Xinet supports a variety of printer queues with those to which you have access being determined by your Xinet administrator. The following table identifies the icons used with that variety of queues and their states:
Represents a “failure” queue; i.e., a queue where requests that have errors in them will wait. It is used in combination with hold and print to file or screen queues and is useful when you want to look at PostScript errors.
Represents a print queue that uses the BSD Unix lpr(1B) utility for print requests
Represents a queue that is currently accepting new jobs. It toggles to Queue Stopped. When changing its setting you must specify how the queue should handle any job currently in process. Queues can stop:
About the Xinet Administration Interface for monitoring printer queues
If you have been granted proper permission, you will have access to Xinet printer and hot folder administration functions through a subset of the Xinet interview used by your system administrator. What you see there depends on the privileges you have been granted, which, with regard to printing, may include the following:
To gain access to the functionality, see Administrative privileges.
You should see Print/Hot Folders, and Queue Status information, although details depend on the privileges you have been granted and the configuration of your server.
Use the various tabs to locate information about and controls for queues. Depending on the way your administrator has configured your account, you may not have access to everything. If you do, you can check on Pending and Completed jobs, edit existing Print Queues and establish new ones, add and edit Spoolers that point to those Print Queues, and edit existing Hot Folders and make new ones.
If you have questions about any of these activities, use the Help link. It will open the pertinent section of the Xinet Administration Guide.
To return to your customary use of Xinet, click the Top Level link.
Setting Previewing for Low and High Resolution Assets
Macintosh users who have direct access to the server:
If you are using images that contain transparencies or if you only have remote access to the server, a PDF Image Replacement workflow may be better than a PostScript one. You’ll find more information about that beginning on PDF Image Replacement workflows.
Working with image proxies
What is an FPO?
A For Placement Only (FPO) image is a low-resolution view of a higher-resolution image which can be used to speed up document layout and printing setup, and in some instances, to achieve graphic effects that might otherwise fail at print time. The high-resolution image can be EPS, TIFF, etc. (For what kinds of images does the server create FPOs? lists all the graphic formats for which the Xinet server creates FPO proxies.) Inside the spoolers, the Xinet graphic production server automatically replaces the FPO with its high-resolution corollary. During the process of image substitution, the Xinet server can also automatically perform such actions as correcting color for a given output device, fixing problems with gradient fills and transparency, allowing use of image formats that desktop applications may not otherwise be able to handle, as well as optimizing the output sent to the RIP.
Creating an FPO

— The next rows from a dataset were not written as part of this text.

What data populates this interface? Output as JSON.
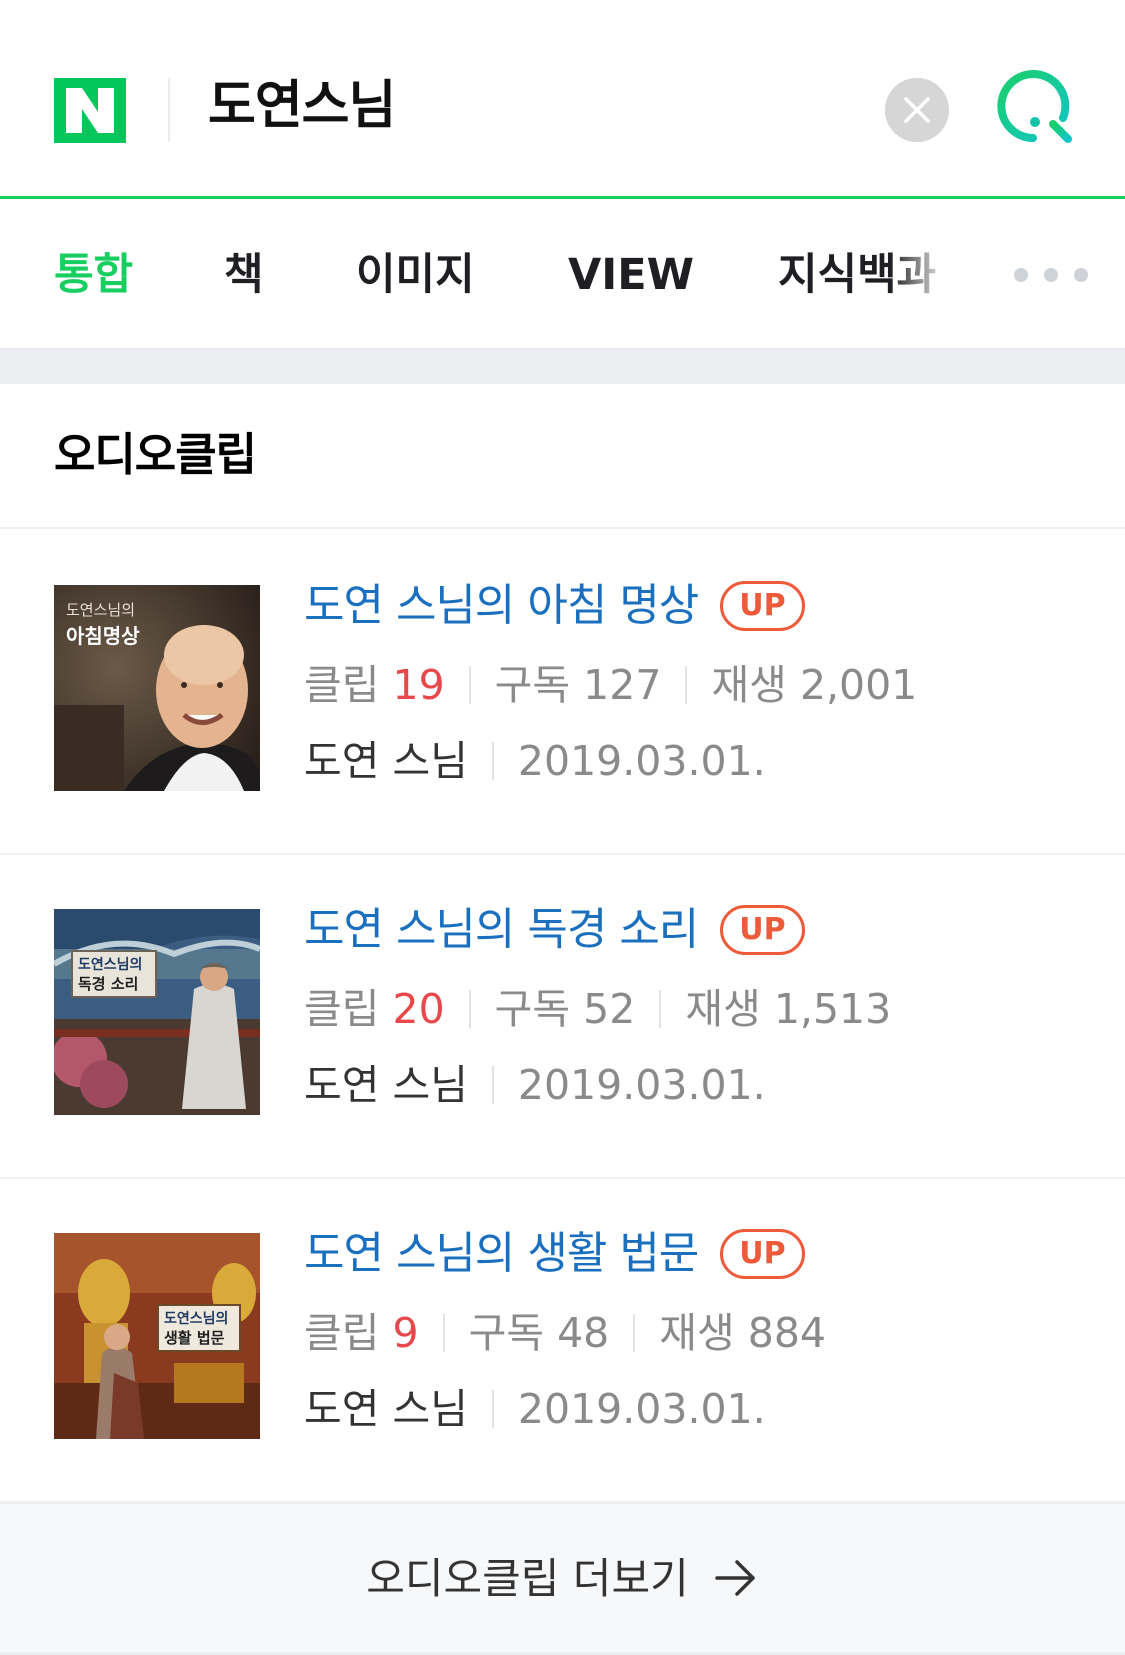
{
  "header": {
    "logo_letter": "N",
    "query": "도연스님",
    "clear_icon": "close-icon",
    "search_icon": "search-icon",
    "accent_color": "#19ce60"
  },
  "tabs": [
    {
      "label": "통합",
      "active": true
    },
    {
      "label": "책",
      "active": false
    },
    {
      "label": "이미지",
      "active": false
    },
    {
      "label": "VIEW",
      "active": false
    },
    {
      "label": "지식백과",
      "active": false
    }
  ],
  "more_tabs_icon": "more-horizontal-icon",
  "section": {
    "title": "오디오클립",
    "items": [
      {
        "title": "도연 스님의 아침 명상",
        "badge": "UP",
        "clip_label": "클립",
        "clip_count": "19",
        "subscribe_label": "구독",
        "subscribe_count": "127",
        "play_label": "재생",
        "play_count": "2,001",
        "author": "도연 스님",
        "date": "2019.03.01.",
        "thumb_text_line1": "도연스님의",
        "thumb_text_line2": "아침명상"
      },
      {
        "title": "도연 스님의 독경 소리",
        "badge": "UP",
        "clip_label": "클립",
        "clip_count": "20",
        "subscribe_label": "구독",
        "subscribe_count": "52",
        "play_label": "재생",
        "play_count": "1,513",
        "author": "도연 스님",
        "date": "2019.03.01.",
        "thumb_text_line1": "도연스님의",
        "thumb_text_line2": "독경 소리"
      },
      {
        "title": "도연 스님의 생활 법문",
        "badge": "UP",
        "clip_label": "클립",
        "clip_count": "9",
        "subscribe_label": "구독",
        "subscribe_count": "48",
        "play_label": "재생",
        "play_count": "884",
        "author": "도연 스님",
        "date": "2019.03.01.",
        "thumb_text_line1": "도연스님의",
        "thumb_text_line2": "생활 법문"
      }
    ],
    "more_label": "오디오클립 더보기",
    "more_icon": "arrow-right-icon"
  }
}
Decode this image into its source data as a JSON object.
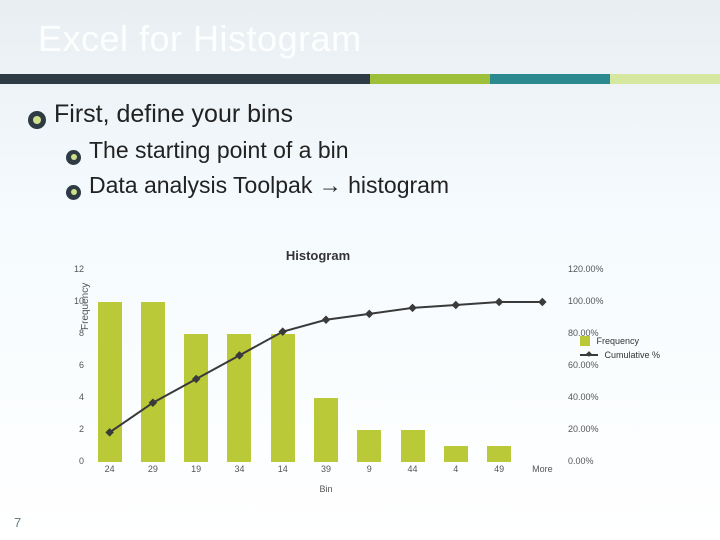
{
  "title": "Excel for Histogram",
  "bullets": {
    "l1": "First, define your bins",
    "s1": "The starting point of a bin",
    "s2a": "Data analysis Toolpak ",
    "s2arrow": "→",
    "s2b": " histogram"
  },
  "page_number": "7",
  "legend": {
    "freq": "Frequency",
    "cum": "Cumulative %"
  },
  "chart_data": {
    "type": "bar",
    "title": "Histogram",
    "xlabel": "Bin",
    "ylabel": "Frequency",
    "categories": [
      "24",
      "29",
      "19",
      "34",
      "14",
      "39",
      "9",
      "44",
      "4",
      "49",
      "More"
    ],
    "y_left_ticks": [
      "0",
      "2",
      "4",
      "6",
      "8",
      "10",
      "12"
    ],
    "y_right_ticks": [
      "0.00%",
      "20.00%",
      "40.00%",
      "60.00%",
      "80.00%",
      "100.00%",
      "120.00%"
    ],
    "ylim_left": [
      0,
      12
    ],
    "ylim_right": [
      0,
      120
    ],
    "series": [
      {
        "name": "Frequency",
        "type": "bar",
        "values": [
          10,
          10,
          8,
          8,
          8,
          4,
          2,
          2,
          1,
          1,
          0
        ]
      },
      {
        "name": "Cumulative %",
        "type": "line",
        "values": [
          18.52,
          37.04,
          51.85,
          66.67,
          81.48,
          88.89,
          92.59,
          96.3,
          98.15,
          100.0,
          100.0
        ]
      }
    ]
  }
}
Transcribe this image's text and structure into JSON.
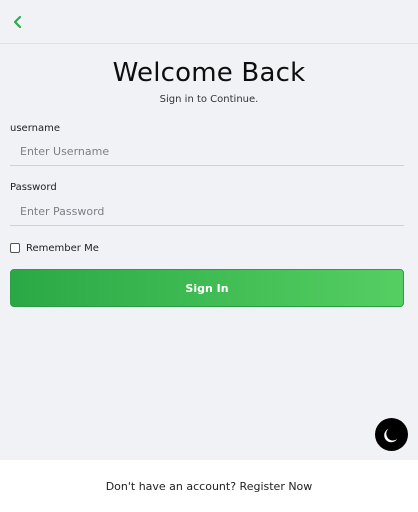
{
  "header": {
    "back_icon": "chevron-left-icon",
    "accent_color": "#2fa84f"
  },
  "main": {
    "title": "Welcome Back",
    "subtitle": "Sign in to Continue.",
    "username": {
      "label": "username",
      "placeholder": "Enter Username",
      "value": ""
    },
    "password": {
      "label": "Password",
      "placeholder": "Enter Password",
      "value": ""
    },
    "remember": {
      "label": "Remember Me",
      "checked": false
    },
    "signin_label": "Sign In",
    "signin_gradient": [
      "#2aa845",
      "#55cf62"
    ]
  },
  "theme_toggle": {
    "icon": "moon-icon",
    "background": "#000000"
  },
  "footer": {
    "text": "Don't have an account? Register Now"
  }
}
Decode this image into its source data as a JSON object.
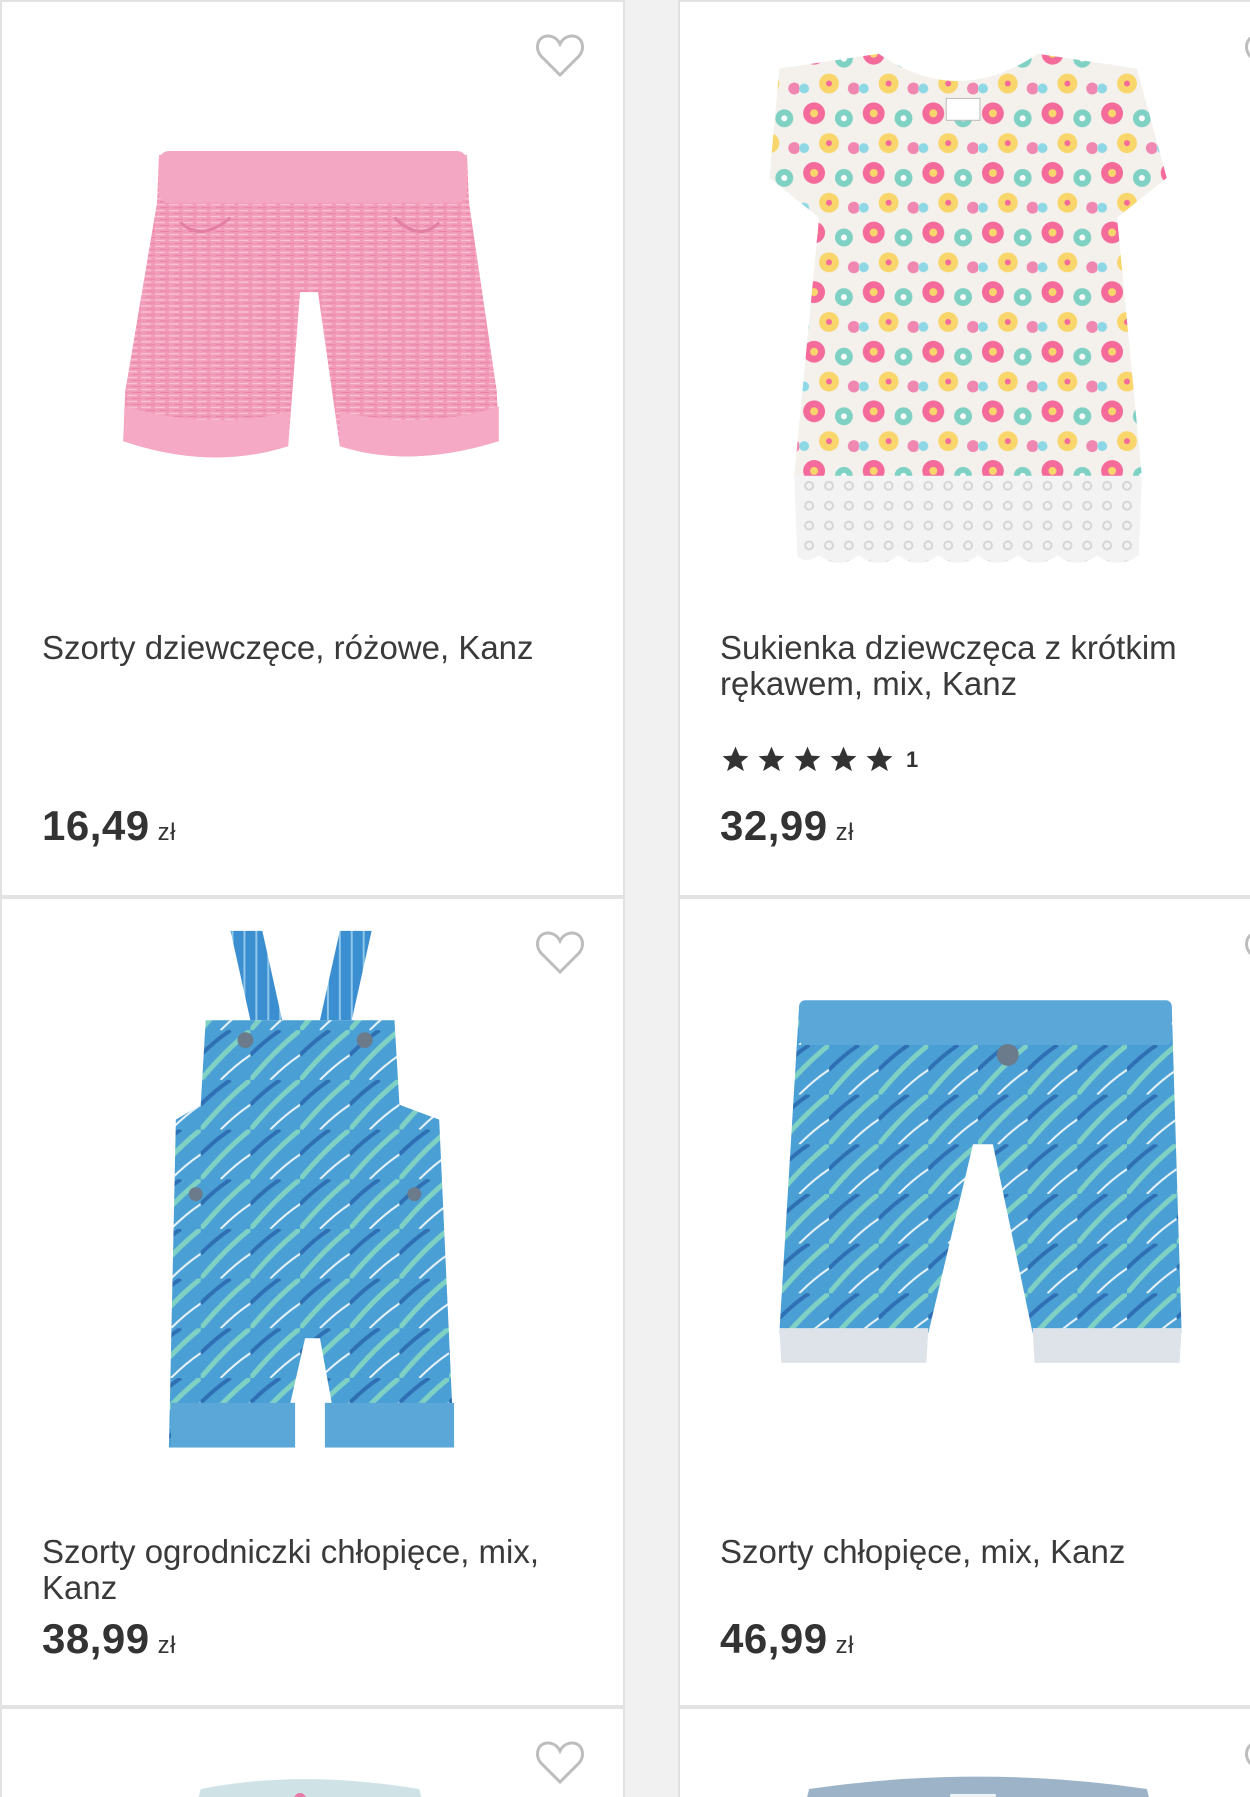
{
  "colors": {
    "background": "#f1f1f1",
    "card": "#ffffff",
    "border": "#e2e2e2",
    "text": "#333333",
    "heart": "#bdbdbd"
  },
  "products": [
    {
      "title": "Szorty dziewczęce, różowe, Kanz",
      "price": "16,49",
      "currency": "zł",
      "image": "pink-shorts"
    },
    {
      "title": "Sukienka dziewczęca z krótkim rękawem, mix, Kanz",
      "price": "32,99",
      "currency": "zł",
      "rating_stars": 5,
      "rating_count": "1",
      "image": "floral-dress"
    },
    {
      "title": "Szorty ogrodniczki chłopięce, mix, Kanz",
      "price": "38,99",
      "currency": "zł",
      "image": "blue-dungarees"
    },
    {
      "title": "Szorty chłopięce, mix, Kanz",
      "price": "46,99",
      "currency": "zł",
      "image": "blue-shorts"
    }
  ]
}
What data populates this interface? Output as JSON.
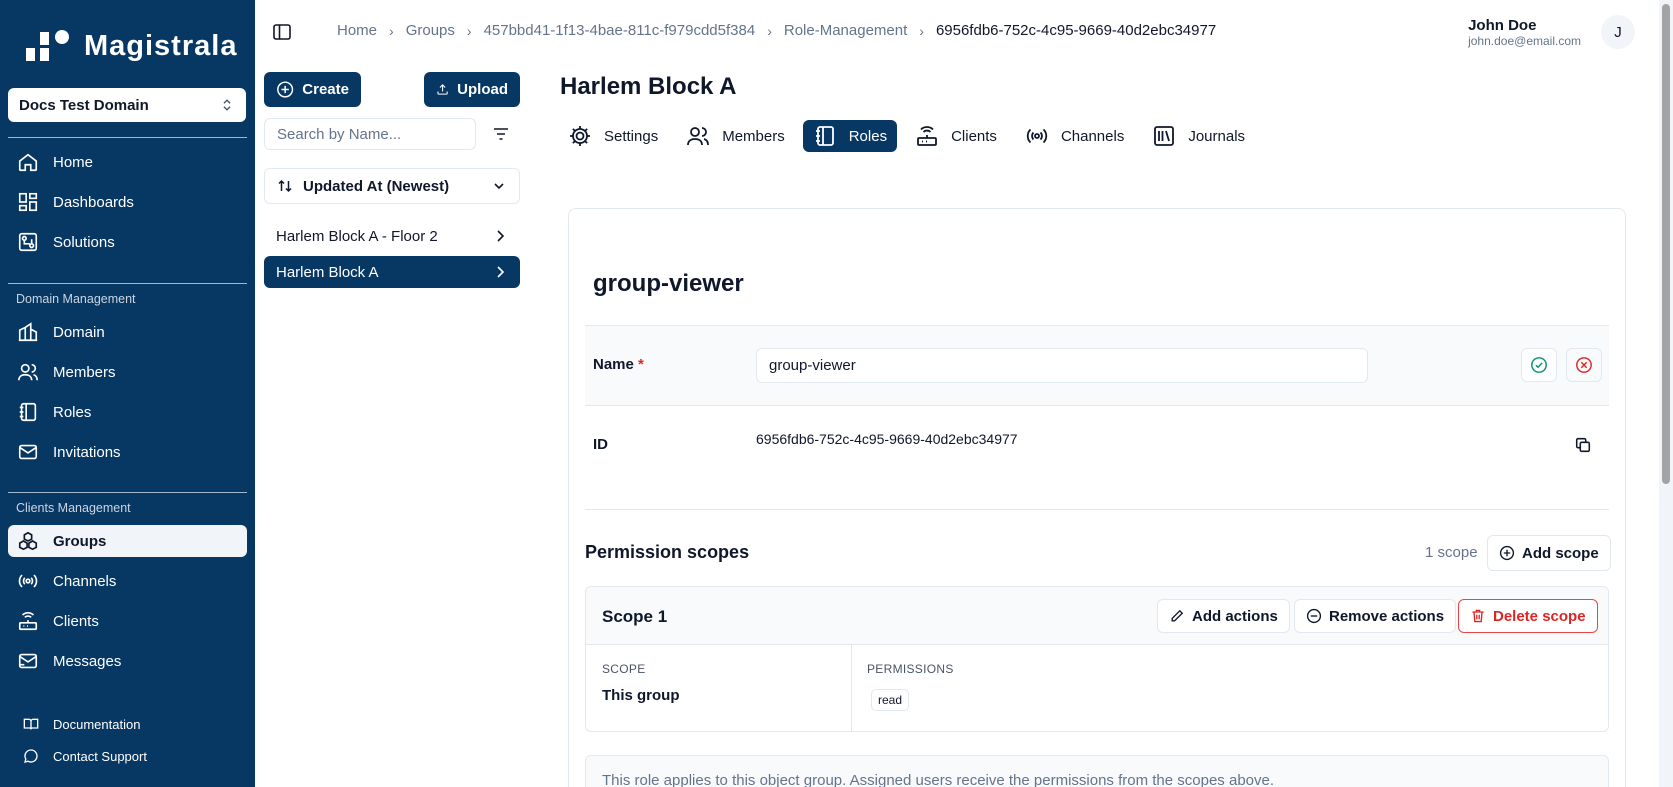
{
  "app": {
    "name": "Magistrala"
  },
  "sidebar": {
    "domain": "Docs Test Domain",
    "main_items": [
      {
        "label": "Home",
        "icon": "home-icon"
      },
      {
        "label": "Dashboards",
        "icon": "dashboard-icon"
      },
      {
        "label": "Solutions",
        "icon": "solutions-icon"
      }
    ],
    "domain_section": "Domain Management",
    "domain_items": [
      {
        "label": "Domain",
        "icon": "domain-icon"
      },
      {
        "label": "Members",
        "icon": "members-icon"
      },
      {
        "label": "Roles",
        "icon": "roles-icon"
      },
      {
        "label": "Invitations",
        "icon": "mail-icon"
      }
    ],
    "clients_section": "Clients Management",
    "clients_items": [
      {
        "label": "Groups",
        "icon": "groups-icon",
        "active": true
      },
      {
        "label": "Channels",
        "icon": "channels-icon"
      },
      {
        "label": "Clients",
        "icon": "clients-icon"
      },
      {
        "label": "Messages",
        "icon": "messages-icon"
      }
    ],
    "footer_items": [
      {
        "label": "Documentation",
        "icon": "book-icon"
      },
      {
        "label": "Contact Support",
        "icon": "chat-icon"
      }
    ]
  },
  "breadcrumb": [
    "Home",
    "Groups",
    "457bbd41-1f13-4bae-811c-f979cdd5f384",
    "Role-Management",
    "6956fdb6-752c-4c95-9669-40d2ebc34977"
  ],
  "user": {
    "name": "John Doe",
    "email": "john.doe@email.com",
    "initial": "J"
  },
  "groups_panel": {
    "create_label": "Create",
    "upload_label": "Upload",
    "search_placeholder": "Search by Name...",
    "sort_label": "Updated At (Newest)",
    "items": [
      {
        "label": "Harlem Block A - Floor 2",
        "active": false
      },
      {
        "label": "Harlem Block A",
        "active": true
      }
    ]
  },
  "group": {
    "title": "Harlem Block A",
    "tabs": [
      {
        "label": "Settings",
        "icon": "settings-icon"
      },
      {
        "label": "Members",
        "icon": "members-icon"
      },
      {
        "label": "Roles",
        "icon": "roles-icon",
        "active": true
      },
      {
        "label": "Clients",
        "icon": "clients-icon"
      },
      {
        "label": "Channels",
        "icon": "channels-icon"
      },
      {
        "label": "Journals",
        "icon": "journals-icon"
      }
    ]
  },
  "role": {
    "title": "group-viewer",
    "name_label": "Name",
    "required_mark": "*",
    "name_value": "group-viewer",
    "id_label": "ID",
    "id_value": "6956fdb6-752c-4c95-9669-40d2ebc34977",
    "permissions_title": "Permission scopes",
    "scope_count": "1 scope",
    "add_scope_label": "Add scope",
    "scopes": [
      {
        "name": "Scope 1",
        "add_actions_label": "Add actions",
        "remove_actions_label": "Remove actions",
        "delete_label": "Delete scope",
        "scope_col_label": "SCOPE",
        "scope_value": "This group",
        "permissions_col_label": "PERMISSIONS",
        "permissions": [
          "read"
        ]
      }
    ],
    "info": "This role applies to this object group. Assigned users receive the permissions from the scopes above."
  },
  "colors": {
    "sidebar_bg": "#073763",
    "primary": "#073763",
    "danger": "#dc2626",
    "success": "#059669"
  }
}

The Xinet server automatically creates low-resolution FPO images for all supported images in high-resolution volumes. All you have to do is scan a new image directly into a Xinet volume, save an image from an image editing application, or drag any other image file into a Xinet volume. The server automatically creates an FPO image in the corresponding FPO volume.
When you scan or drag an image into a high-resolution volume (in this example, wnv_vol), Xinet automatically creates a low-resolution FPO in the corresponding FPO volume (in this example, wnv_vol FPO).
High-resolution volume. Modification time reflects last changes to the high-resolution originals. Any changes made to the originals will automatically appear in the FPOs.FPO Volume. “For Placement Only” files are much smaller than the high-resolution originals. They are locked; changes (other than sizing, placement, etc.) to them must be made on the high-resolution originals. The Quark file, on the other hand, can be edited.